There was a problem with the Dropbox API. It was saying every call Fargo was an error.
I posted a status report on the outage almost immediately before it cleared.
Glad to have Fargo back!
No version number change for this fix.
Fargo would fail on startup if you left the cursor on the first line in the outline.
Fargo now remembers the bar cursor location when it saves an outline. It automatically restores the cursor when the outline is reopened.
There's a new <head> element in the OPML that Fargo produces, <lastCursor>.
Its value is a number, the number of times you have to move the cursor flatdown from the summit, after the previously expanded elements are expanded.
Little Outliner, Happy Friends and Thesaurus Land also have this feature.
Updated Fargo to use Font Awesome 4.1 with 71 new icons.
Thankfully, the Font Awesome updates go pretty easily these days.
You can use the new icons with the icon macro.
Example: <%icon ("bomb")%> produces a icon (obviously).
An alternative to Markdown in outlines
I missed having expanding outlines, and I want to use the structure in interesting ways in RSS, so I decided to add a small feature to Fargo, that lets us edit outlines as they will be presented, with structure.
This blog post is an example of such an outline. As is the one you're reading now.
To give it a try, create a headline of type outline with the big + icon in the left margin.
In the Attribute editor (click on the Suitcase icon in the left margin) add an attribute called flMarkdown, with the value false. When you're done the atts should look like this screen shot.
Then add some outline material under the headline. It's important to indent a few times and add structure, or else it'll look exactly like the Markdown-style posts.

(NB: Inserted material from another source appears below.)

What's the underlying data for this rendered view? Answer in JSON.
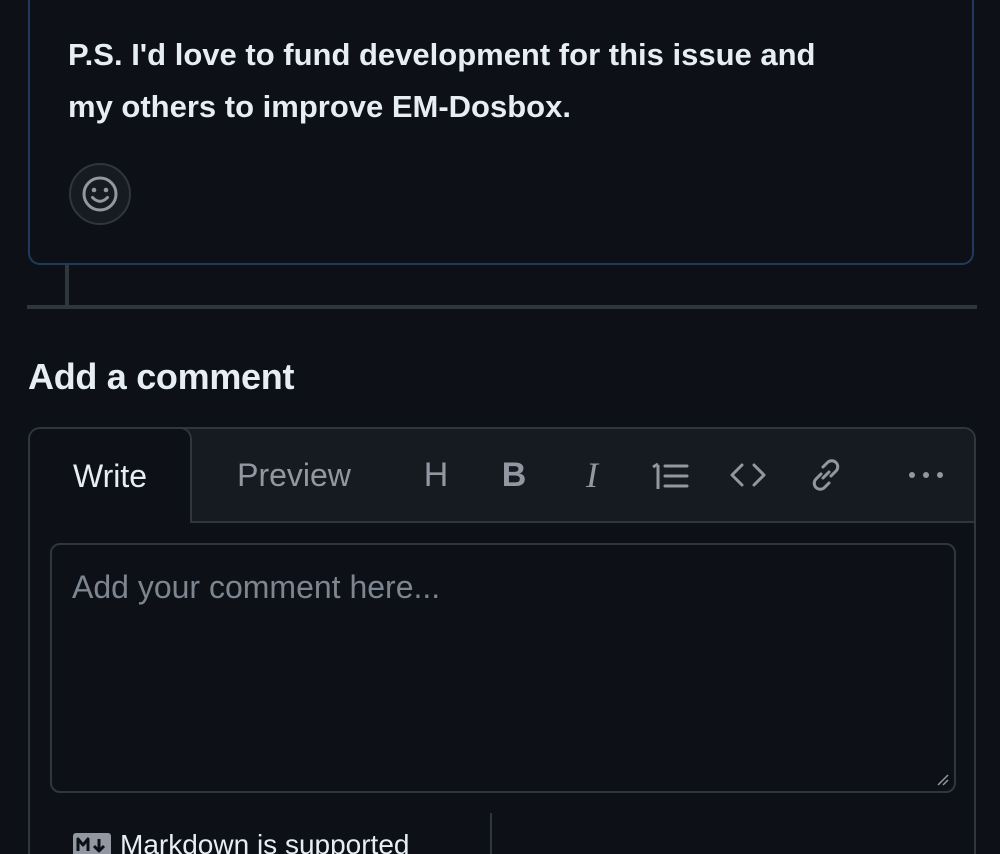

When you click the Eye icon to view it, it should have wedges that you can click to expand and collapse the outline structure.
There are a few attributes you can use to control the way outlines are rendered. They're explained below.
Outlines in RSS items
Each item now has an outline element that contains most of the structure and attributes of the outline.
We don't include comments.
We don't include two attributes: isFeedItem (they are all true, because it's in a feed) and isComment (again, all true, because comments are not included).
The outlines are in the new source namespace. What you'll see in the feed is <source:outline>.
In 1.63 we added macro and glossary processing to the RSS feed builder, but the processing was done in the wrong place. The result is that unencoded XML could end up in description and title elements. This is not legal XML. In 1.64 we do it selectively, before encoding, only in title and description elements.
We also evaluate Emoji codes in the feed.
Fix relating to tweets
While I'm waiting for Facebook to approve the new version of Little Card Editor I thought I'd do a little diversion to solve what has been a thorny problem in Fargo that has prevented a lot of interesting things from happening.
The feed has no pagetable
Okay the feature is in. Now let's see how it works.
Here are some glossary items from my cmsPrefs.opml: Happy Friends, Emoji, Little Card Editor.
And one from the Fargo blog outline: cmsPrefs.opml
If the new feature worked, when we look in the RSS file, they should all be evaluated.
One more thing, let's check a pagetable macro: Dave Winer.
Here's what this text looked like in Fargo.
And here's what it looks like in the feed.
There's one major feature in this release, the ability to render tweets.
A tweet is a headline whose type is tweet. They can appear in any kind of page, of any type.
They will be rendered correctly in pages of the following types: outline, html, stream, presentation, markdown, bloghome.
This is the Fargo side of the connection with Happy Friends.
There is a blog post on the Happy Friends site that explains the hookup from that side.
Get the outline from Happy Friends.
Choose Open by URL in the File menu. Enter the outline from step 1.
That gets you an outline with tweets in Fargo.
Copy and paste those into your outlines in Fargo, and render as normal.
The tweets should show up in your pages as they do in mine.
For a more detailed narrative, with an example, see this post on yesterday's Scripting News.